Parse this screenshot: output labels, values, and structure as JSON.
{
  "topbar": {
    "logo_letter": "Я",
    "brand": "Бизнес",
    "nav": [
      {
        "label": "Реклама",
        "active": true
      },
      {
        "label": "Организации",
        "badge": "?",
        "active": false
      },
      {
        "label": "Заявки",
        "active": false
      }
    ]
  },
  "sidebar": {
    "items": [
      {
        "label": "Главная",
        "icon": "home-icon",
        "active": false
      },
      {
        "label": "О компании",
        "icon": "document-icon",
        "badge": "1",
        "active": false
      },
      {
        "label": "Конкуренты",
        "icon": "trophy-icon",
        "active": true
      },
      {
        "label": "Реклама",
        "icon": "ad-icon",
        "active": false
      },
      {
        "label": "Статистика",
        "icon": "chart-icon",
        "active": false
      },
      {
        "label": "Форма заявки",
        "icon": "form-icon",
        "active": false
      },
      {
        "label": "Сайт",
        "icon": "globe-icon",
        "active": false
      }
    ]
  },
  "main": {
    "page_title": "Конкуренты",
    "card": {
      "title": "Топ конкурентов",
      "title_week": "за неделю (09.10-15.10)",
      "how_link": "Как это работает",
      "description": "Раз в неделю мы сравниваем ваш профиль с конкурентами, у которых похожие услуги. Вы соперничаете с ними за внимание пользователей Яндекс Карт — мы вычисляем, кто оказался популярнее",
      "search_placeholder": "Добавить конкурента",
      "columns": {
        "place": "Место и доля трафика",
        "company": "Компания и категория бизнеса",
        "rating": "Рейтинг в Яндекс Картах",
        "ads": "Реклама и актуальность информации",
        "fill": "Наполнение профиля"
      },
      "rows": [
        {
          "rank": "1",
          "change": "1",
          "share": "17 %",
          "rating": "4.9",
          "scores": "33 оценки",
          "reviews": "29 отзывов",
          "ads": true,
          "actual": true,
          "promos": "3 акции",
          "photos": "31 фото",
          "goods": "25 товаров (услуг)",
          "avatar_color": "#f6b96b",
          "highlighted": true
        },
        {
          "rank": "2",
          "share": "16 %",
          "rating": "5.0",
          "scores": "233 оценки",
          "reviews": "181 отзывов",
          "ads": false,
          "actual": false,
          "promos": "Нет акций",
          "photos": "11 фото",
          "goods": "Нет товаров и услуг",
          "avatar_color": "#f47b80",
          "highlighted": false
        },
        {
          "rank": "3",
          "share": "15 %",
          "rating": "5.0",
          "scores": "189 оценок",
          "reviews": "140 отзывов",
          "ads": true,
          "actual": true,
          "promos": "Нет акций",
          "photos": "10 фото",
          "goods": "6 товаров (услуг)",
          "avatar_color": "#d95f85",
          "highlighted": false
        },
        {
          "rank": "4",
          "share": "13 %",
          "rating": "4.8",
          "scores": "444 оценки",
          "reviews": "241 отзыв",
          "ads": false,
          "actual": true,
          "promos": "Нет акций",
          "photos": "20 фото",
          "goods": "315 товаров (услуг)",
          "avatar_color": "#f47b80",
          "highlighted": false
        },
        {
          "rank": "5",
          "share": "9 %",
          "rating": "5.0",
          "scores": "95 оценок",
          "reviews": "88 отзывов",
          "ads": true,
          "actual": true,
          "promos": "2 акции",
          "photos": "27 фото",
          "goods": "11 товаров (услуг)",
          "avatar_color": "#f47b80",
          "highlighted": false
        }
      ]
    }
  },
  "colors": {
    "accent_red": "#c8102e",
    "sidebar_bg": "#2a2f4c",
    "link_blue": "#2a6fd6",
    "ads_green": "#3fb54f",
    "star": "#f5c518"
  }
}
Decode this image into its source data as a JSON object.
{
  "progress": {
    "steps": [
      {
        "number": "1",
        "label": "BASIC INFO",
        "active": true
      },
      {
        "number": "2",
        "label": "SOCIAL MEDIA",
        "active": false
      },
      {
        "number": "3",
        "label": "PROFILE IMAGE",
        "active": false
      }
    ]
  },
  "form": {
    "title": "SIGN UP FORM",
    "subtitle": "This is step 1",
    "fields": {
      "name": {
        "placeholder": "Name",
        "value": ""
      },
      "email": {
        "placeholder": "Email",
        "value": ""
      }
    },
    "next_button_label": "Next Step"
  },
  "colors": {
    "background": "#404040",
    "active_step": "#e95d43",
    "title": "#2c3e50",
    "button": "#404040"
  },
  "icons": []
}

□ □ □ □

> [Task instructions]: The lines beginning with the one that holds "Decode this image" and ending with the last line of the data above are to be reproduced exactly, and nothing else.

> [Result of this task]:
Decode this image into its source data as a JSON object.
{
  "progress": {
    "steps": [
      {
        "number": "1",
        "label": "BASIC INFO",
        "active": true
      },
      {
        "number": "2",
        "label": "SOCIAL MEDIA",
        "active": false
      },
      {
        "number": "3",
        "label": "PROFILE IMAGE",
        "active": false
      }
    ]
  },
  "form": {
    "title": "SIGN UP FORM",
    "subtitle": "This is step 1",
    "fields": {
      "name": {
        "placeholder": "Name",
        "value": ""
      },
      "email": {
        "placeholder": "Email",
        "value": ""
      }
    },
    "next_button_label": "Next Step"
  },
  "colors": {
    "background": "#404040",
    "active_step": "#e95d43",
    "title": "#2c3e50",
    "button": "#404040"
  },
  "icons": []
}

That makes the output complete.